Valentine’s Day first started to become popular in Japan in the 1950s. In those times, females rarely confessed their feelings to men, making the rare act of confessing love, kokuhaku (告白), somewhat taboo. Chocolate companies jumped on this new trend, and created a day where it was acceptable for women to take a risk and confess their feelings. Not only did manufacturers score big, they helped to create changes in traditional female and male interactions in Japan. Now, it is estimated that a quarter of annual profits for Japanese chocolate companies comes from February sales!


Women commonly gift handmade chocolate for Valentine’s Day, which prompts stores to begin selling chocolate making kits at the start of January, as well as lavishly decorated and packaged department store chocolate. These special chocolates are given to husbands, boyfriends, partners, or objects of affection, and are called ‘Honmei Choco’. The beautifully decorated chocolates will surely bring a smile; yet be careful if your girlfriend throws a cheap pack of convenience store chocolate at you…



There is also a second type of chocolates given to friends, colleagues, bosses, and close male friends called ‘Giri Choco’, obligation chocolate- no feelings or strings attached! Giri Choco are generally ready made chocolates that you can purchase in grocery stores or department stores, helping girls to save money after the expensive Honmei Choco 😅



But don’t forget about the most important kind of chocolate- ‘Jibun Choco’, chocolates for yourself! Whether or not you have a significant other, you always have a special someone- yourself! Don’t forget to spoil yourself with some delicious Matcha sweets this Valentine’s Day!

Read more

Think you know all about Valentine’s Day? Not in Japan! Valentine’s Day in Japan comes with its own unique style and traditions. On the 14th of February, it is the women who give presents to the men! But don’t despair, ladies; 14th of March is ‘White Day’, the day where men reciprocate with gifts for women (and are supposed to return the gift ‘thrice’ if they are a romantic partner😏).



Valentine’s Day first started to become popular in Japan in the 1950s. In those times, females rarely confessed their feelings to men, making the rare act of confessing love, kokuhaku (告白), somewhat taboo. Chocolate companies jumped on this new trend, and created a day where it was acceptable for women to take a risk and confess their feelings. Not only did manufacturers score big, they helped to create changes in traditional female and male interactions in Japan. Now, it is estimated that a quarter of annual profits for Japanese chocolate companies comes from February sales!

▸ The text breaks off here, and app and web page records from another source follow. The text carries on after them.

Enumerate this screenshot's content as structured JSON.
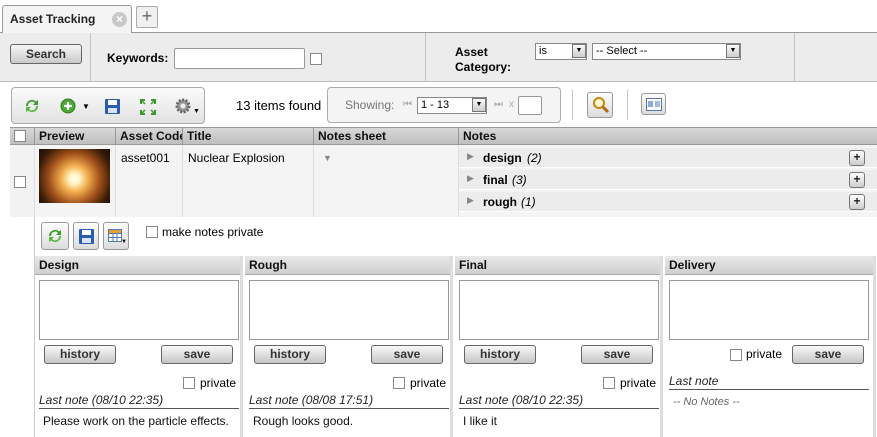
{
  "tabs": [
    {
      "label": "Asset Tracking"
    }
  ],
  "search": {
    "button": "Search",
    "keywords_label": "Keywords:",
    "keywords_value": "",
    "category_label_1": "Asset",
    "category_label_2": "Category:",
    "operator": "is",
    "category_value": "-- Select --"
  },
  "toolbar": {
    "items_found": "13 items found",
    "showing_label": "Showing:",
    "page_range": "1 - 13",
    "page_close": "x"
  },
  "grid": {
    "columns": [
      "Preview",
      "Asset Code",
      "Title",
      "Notes sheet",
      "Notes"
    ],
    "rows": [
      {
        "asset_code": "asset001",
        "title": "Nuclear Explosion",
        "notes": [
          {
            "name": "design",
            "count": "(2)"
          },
          {
            "name": "final",
            "count": "(3)"
          },
          {
            "name": "rough",
            "count": "(1)"
          }
        ]
      }
    ]
  },
  "detail": {
    "make_private_label": "make notes private",
    "columns": [
      {
        "title": "Design",
        "history": "history",
        "save": "save",
        "private": "private",
        "last_note": "Last note",
        "last_note_date": "(08/10 22:35)",
        "note": "Please work on the particle effects."
      },
      {
        "title": "Rough",
        "history": "history",
        "save": "save",
        "private": "private",
        "last_note": "Last note",
        "last_note_date": "(08/08 17:51)",
        "note": "Rough looks good."
      },
      {
        "title": "Final",
        "history": "history",
        "save": "save",
        "private": "private",
        "last_note": "Last note",
        "last_note_date": "(08/10 22:35)",
        "note": "I like it"
      },
      {
        "title": "Delivery",
        "save": "save",
        "private": "private",
        "last_note": "Last note",
        "note": "-- No Notes --"
      }
    ]
  },
  "colors": {
    "accent_green": "#3a9a2a",
    "save_blue": "#2a5cb0",
    "header_gray": "#c8c8c8"
  }
}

Women commonly gift handmade chocolate for Valentine’s Day, which prompts stores to begin selling chocolate making kits at the start of January, as well as lavishly decorated and packaged department store chocolate. These special chocolates are given to husbands, boyfriends, partners, or objects of affection, and are called ‘Honmei Choco’. The beautifully decorated chocolates will surely bring a smile; yet be careful if your girlfriend throws a cheap pack of convenience store chocolate at you…



There is also a second type of chocolates given to friends, colleagues, bosses, and close male friends called ‘Giri Choco’, obligation chocolate- no feelings or strings attached! Giri Choco are generally ready made chocolates that you can purchase in grocery stores or department stores, helping girls to save money after the expensive Honmei Choco 😅



But don’t forget about the most important kind of chocolate- ‘Jibun Choco’, chocolates for yourself! Whether or not you have a significant other, you always have a special someone- yourself! Don’t forget to spoil yourself with some delicious Matcha sweets this Valentine’s Day!

Read more